The floors of the convention hall’s far concourses have been polished so ferociously that they gleam…
At one booth, personalized business cards, designed and printed within minutes while you waited, were offered for sale. …
Where in September exhausted people prayed for rescue, a wheel-of-fortune game was now being played. …
There are moments of actual human contact; Bob gets quotes from a cashier and a security guard. The latter was trapped in the center after the storm: “We just kept thinking, ‘Maybe today is the day someone will come and get us,’ ” he said. “You can’t erase those memories.” Now, you take this the way you want — after all, Bob is a best-selling author and NYT op-ed contributor and I’m unemployed — but if you had an actual eyewitness to that experience in front of you, talking, wouldn’t you try for a better quote than the one we heard over and over and over again while the event was going on?
OK, a quibble.
I think it would have been fun to hear from a librarian, too. Librarians are smart people, though. One might make a rude comment about Bob’s career arc or the quality of his work. Probably safer to stick with security guards.
Enough Bob, then. I should just be grateful that he hasn’t come to Detroit yet, where Martha Reeves, once leader of the Vandellas, now sits on the city council:
Where once she sang “Dancing in the Streets,” now she presides over pothole maintenance on those same streets… She once crooned that she had “Nowhere to Run,” and today she cannot run from constituents… She said her love was like a heat wave, and now a heat wave is cause for concern in a city like Detroit…
Best not give him ideas.
Actually, if you’re in a pissy mood today, this is bracing. Via FWObserved, a new owner of one of the Knight Ridder orphans, rips Prince P. Anthony a new one:
On one of his first visits to the Star-Telegram during the spring of 1997 after buying the newspaper, Ridder sent the executive suite into a tailspin. Publisher Wes Turner had been on the job only a few months, and here he was in the midst of his first corporate dilemma. His new boss was irate.
Ridder’s golf clubs were missing!
Ridder had come to play golf. And as he left town, he had directed that his clubs be forwarded to his next destination.
But the paper had shipped the clubs to the wrong city.
Hands were wrung. Brows were mopped. A sense of imminent doom hung over the newspaper while personnel searched for the chairman’s lost clubs.
No resources were spared. Surely, a newspaper that can uncover crime, graft and holes in corporate résumés can find the chairman’s prized clubs.
And so they did, just (one can only hope) in time for Chairman Ridder to make his next tee time after giving one of his holier-than-thou speeches on the urgent importance of good journalism.
Hee. He came to Fort Wayne once. Hands were wrung and brows were mopped, certainly, but mostly: Asses were kissed.

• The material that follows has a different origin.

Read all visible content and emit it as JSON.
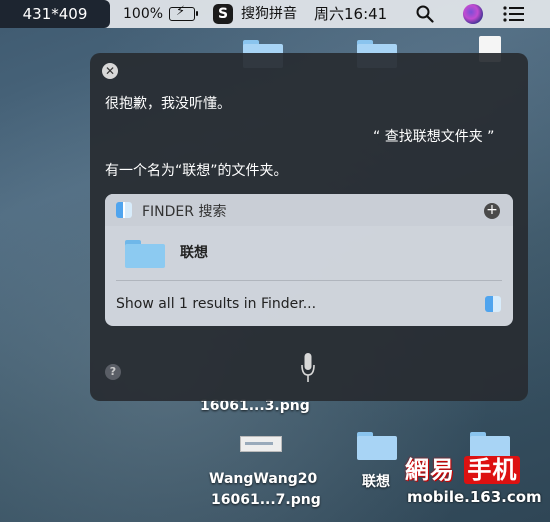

Oh, stop it. How about some tasty bloggage:
A still-employed Chicago Tribune columnist, Eric Zorn, cuts to the heart of it in his reaction to Barack Obama’s dumb speech earlier this week: Strawman to Barack Obama: Uncle!
You all enjoy. I’m off to do a rewrite.